### Your goal
Once you have checked each line below, report only the number of lines that contain the word "Protocol".
>>>>>
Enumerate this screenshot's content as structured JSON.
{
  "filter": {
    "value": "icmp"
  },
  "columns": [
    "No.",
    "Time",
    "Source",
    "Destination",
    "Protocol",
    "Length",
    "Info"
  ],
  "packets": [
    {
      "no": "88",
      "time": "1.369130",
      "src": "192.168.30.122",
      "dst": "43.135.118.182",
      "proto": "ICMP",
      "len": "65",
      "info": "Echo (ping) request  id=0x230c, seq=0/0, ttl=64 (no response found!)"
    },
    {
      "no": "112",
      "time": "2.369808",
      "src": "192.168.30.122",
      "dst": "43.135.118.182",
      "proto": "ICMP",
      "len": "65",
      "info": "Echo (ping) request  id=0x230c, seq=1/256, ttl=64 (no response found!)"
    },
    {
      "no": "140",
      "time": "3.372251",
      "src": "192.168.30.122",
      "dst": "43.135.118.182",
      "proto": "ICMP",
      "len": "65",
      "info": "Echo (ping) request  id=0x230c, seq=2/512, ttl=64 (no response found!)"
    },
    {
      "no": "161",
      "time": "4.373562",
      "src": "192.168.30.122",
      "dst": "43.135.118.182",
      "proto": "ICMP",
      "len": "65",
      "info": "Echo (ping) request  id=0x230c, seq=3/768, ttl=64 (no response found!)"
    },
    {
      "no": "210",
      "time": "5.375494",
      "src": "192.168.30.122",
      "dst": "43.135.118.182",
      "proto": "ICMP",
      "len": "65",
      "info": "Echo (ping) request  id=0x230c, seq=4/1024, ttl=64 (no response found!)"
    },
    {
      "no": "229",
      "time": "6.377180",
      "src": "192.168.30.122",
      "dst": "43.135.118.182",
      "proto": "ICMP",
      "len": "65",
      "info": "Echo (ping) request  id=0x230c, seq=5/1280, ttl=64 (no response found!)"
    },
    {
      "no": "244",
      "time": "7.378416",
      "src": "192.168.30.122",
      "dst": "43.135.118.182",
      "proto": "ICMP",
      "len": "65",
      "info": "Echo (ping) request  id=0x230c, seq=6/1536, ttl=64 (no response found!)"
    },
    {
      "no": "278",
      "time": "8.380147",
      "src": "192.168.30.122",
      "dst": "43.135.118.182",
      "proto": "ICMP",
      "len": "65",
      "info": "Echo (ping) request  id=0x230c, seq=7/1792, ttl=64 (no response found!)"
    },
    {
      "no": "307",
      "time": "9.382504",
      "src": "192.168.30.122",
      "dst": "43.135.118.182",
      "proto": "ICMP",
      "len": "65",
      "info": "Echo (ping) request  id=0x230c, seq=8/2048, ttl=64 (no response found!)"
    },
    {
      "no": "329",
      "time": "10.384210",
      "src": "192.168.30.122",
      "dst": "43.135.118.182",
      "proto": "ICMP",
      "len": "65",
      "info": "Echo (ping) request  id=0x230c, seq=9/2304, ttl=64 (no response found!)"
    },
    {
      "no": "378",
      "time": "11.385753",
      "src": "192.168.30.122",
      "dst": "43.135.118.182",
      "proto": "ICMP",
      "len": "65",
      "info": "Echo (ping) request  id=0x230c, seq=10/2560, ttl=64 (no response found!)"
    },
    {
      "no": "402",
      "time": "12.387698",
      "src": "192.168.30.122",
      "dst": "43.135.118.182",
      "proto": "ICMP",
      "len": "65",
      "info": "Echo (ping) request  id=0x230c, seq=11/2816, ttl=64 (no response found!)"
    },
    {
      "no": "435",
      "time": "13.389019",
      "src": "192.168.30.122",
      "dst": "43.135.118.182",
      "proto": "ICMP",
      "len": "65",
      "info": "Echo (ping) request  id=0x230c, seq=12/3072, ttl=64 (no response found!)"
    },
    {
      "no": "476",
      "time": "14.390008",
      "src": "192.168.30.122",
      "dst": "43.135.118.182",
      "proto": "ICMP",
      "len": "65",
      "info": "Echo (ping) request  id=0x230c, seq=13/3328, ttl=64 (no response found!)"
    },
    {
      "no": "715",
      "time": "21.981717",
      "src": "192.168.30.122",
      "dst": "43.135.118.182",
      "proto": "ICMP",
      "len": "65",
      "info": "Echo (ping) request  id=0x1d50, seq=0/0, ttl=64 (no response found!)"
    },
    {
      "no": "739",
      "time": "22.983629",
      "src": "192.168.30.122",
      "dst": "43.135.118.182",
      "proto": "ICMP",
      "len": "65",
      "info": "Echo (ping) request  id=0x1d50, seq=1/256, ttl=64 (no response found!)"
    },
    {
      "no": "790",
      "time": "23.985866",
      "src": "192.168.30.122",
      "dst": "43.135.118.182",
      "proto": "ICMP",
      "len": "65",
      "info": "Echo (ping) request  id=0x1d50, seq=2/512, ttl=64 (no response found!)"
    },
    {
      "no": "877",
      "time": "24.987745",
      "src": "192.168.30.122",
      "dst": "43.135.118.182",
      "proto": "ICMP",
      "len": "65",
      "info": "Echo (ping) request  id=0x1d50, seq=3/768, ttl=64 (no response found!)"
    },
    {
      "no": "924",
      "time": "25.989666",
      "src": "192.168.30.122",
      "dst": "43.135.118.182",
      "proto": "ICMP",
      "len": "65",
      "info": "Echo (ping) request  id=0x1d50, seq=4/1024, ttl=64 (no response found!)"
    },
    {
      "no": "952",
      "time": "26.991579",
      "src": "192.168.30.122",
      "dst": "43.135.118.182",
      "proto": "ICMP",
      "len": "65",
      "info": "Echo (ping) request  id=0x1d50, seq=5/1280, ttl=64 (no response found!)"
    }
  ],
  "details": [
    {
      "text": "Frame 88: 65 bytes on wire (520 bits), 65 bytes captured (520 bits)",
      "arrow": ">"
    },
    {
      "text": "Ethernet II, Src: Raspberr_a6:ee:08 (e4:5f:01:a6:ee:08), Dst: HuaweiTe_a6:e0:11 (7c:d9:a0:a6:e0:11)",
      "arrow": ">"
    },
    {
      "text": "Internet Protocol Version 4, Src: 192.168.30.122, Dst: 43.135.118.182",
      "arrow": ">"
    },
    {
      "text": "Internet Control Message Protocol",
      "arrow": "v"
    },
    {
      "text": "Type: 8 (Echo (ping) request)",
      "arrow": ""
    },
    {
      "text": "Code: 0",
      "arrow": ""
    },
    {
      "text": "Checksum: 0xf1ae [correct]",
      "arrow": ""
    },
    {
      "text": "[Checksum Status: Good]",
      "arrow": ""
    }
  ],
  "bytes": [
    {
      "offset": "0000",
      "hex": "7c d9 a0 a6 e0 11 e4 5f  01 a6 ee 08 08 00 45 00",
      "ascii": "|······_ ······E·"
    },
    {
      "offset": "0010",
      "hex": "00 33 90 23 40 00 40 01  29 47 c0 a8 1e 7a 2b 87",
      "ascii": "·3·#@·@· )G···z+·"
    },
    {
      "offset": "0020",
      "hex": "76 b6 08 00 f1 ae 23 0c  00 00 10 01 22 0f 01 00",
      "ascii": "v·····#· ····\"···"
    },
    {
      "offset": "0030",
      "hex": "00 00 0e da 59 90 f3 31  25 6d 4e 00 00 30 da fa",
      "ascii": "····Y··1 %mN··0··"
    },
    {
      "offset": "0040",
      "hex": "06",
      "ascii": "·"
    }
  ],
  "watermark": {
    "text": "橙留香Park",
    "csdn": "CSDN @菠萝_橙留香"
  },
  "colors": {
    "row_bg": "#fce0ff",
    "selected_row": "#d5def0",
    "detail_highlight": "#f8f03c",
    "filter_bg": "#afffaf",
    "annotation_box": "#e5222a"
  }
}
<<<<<
### Result below
3